The endoneural blood vessels in the sural nerve of the patients clearly revealed moderate to marked narrowing of the lumen and enlarged endothelial cells with swollen vesicular appearance (Figure 3D-F). Although the significance of the blood vessel change is uncertain and further studies are needed, the narrowing of the endoneural blood vessels may explain the proximal dominant weakness.
The in vitro expression of wild-type TFG revealed that TFG proteins can be expressed in the neurites of the NSC-34 motor neuron cells (Figure 5A). However, the P285L mutation did not affect the cellular localization of the TFG protein (not shown) and viability of the transfected cells (Figure 5B). In addition, the length of the neurites and size of soma in cells with P285L-TFG were unchanged compared with those of the wild type (data not shown). In HEK 293T cells, expression levels were not different between wild-type TFG and P285L-TFG (Figure 5C). Some cells with P285L-TFG transfection showed punctate or inclusion-like structures.

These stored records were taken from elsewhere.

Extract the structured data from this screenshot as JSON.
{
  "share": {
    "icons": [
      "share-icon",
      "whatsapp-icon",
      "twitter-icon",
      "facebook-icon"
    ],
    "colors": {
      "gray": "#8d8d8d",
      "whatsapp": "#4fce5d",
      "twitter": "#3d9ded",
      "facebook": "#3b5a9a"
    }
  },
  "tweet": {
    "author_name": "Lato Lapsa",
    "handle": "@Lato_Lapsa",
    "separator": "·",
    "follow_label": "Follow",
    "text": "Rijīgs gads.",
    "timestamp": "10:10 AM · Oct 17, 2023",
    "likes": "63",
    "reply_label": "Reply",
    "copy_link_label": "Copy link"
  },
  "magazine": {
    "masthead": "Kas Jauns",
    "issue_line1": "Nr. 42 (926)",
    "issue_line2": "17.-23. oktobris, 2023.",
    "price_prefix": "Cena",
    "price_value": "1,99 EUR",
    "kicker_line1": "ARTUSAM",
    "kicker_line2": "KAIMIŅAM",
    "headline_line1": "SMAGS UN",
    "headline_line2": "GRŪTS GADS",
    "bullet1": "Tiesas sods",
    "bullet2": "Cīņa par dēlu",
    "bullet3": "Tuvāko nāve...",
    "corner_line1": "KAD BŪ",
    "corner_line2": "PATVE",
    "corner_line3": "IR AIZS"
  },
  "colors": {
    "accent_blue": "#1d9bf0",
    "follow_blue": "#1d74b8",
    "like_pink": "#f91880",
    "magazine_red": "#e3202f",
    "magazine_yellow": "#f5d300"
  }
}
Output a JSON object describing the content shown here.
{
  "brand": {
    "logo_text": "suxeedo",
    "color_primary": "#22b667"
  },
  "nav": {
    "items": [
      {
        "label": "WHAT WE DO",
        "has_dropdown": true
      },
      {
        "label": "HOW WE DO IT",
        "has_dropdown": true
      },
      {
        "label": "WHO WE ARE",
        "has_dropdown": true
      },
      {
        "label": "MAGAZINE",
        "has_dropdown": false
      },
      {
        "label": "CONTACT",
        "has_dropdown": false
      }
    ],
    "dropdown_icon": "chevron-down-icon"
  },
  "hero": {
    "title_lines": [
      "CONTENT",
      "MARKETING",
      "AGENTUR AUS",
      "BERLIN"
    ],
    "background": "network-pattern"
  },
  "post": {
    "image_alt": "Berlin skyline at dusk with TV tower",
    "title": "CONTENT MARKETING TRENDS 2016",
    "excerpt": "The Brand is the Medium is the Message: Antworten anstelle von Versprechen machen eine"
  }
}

However, this was also observed in cells with wild-type TFG (Figure 5D). These data may indicate that simple transient expression of mutant TFG in neuronal or easily transfectable mammalian cells is not enough to demonstrate the neurodegeneration in vitro.
The present study suggests that a missense mutation in TFG provides the underlying cause of HMSN-P with dominant inheritance. We also suggest that TFG could play an important role in the peripheral nervous system.
Correspondence: Byung-Ok Choi, MD, Department of Neurology, Ewha Womans University School of Medicine, Mokdong Hospital, 911-1 Mokdong, Yangcheon-ku, Seoul 158-710, Korea (email@example.com); and Ki Wha Chung, PhD, Department of Biological Science, Kongju National University, 182 Sinkwandong, Gongju 314-702, Korea (firstname.lastname@example.org).
Accepted for Publication: October 4, 2012.
Published Online: March 18, 2013. doi:10.1001/jamaneurol.2013.1250
Author Contributions:Study concept and design: S.-S. Lee, M. G. Lee, Chung, and Choi. Acquisition of data: S.-S. Lee, H. J. Lee, J.-M. Park, K.-D. Park, H. S. Park, M. G. Lee, Hyun, Nakhro, Chung, and Choi. Analysis and interpretation of data: H. J. Lee, J.-M. Park, Hong, K.-D. Park, Yoo, Koo, Jung, J. H. Lee, M. G. Lee, Hyun, Nakhro, and Chung. Drafting of the manuscript: S.-S. Lee, H. J. Lee, Hong, K.-D. Park, Yoo, Koo, H. S. Park, M. G. Lee, Hyun, Nakhro, Chung, and Choi. Critical revision of the manuscript for important intellectual content: S.-S. Lee, J.-M. Park, Jung, J. H. Lee, and M. G. Lee. Statistical analysis: H. J. Lee, Hyun, Nakhro, and Chung. Obtained funding: M. G. Lee, Chung, and Choi. Administrative, technical, and material support: S.-S. Lee, J.-M. Park, K.-D. Park, Jung, and H. S. Park. Study supervision: K.-D. Park, M. G. Lee, Chung, and Choi.
Conflict of Interest Disclosures: None reported.
Funding/Support: This work was supported by grant A111218-GM07 from the National Project for Personalized Genomic Medicine, Ministry for Health & Welfare, Republic of Korea.
Online-Only Material: The video is available here.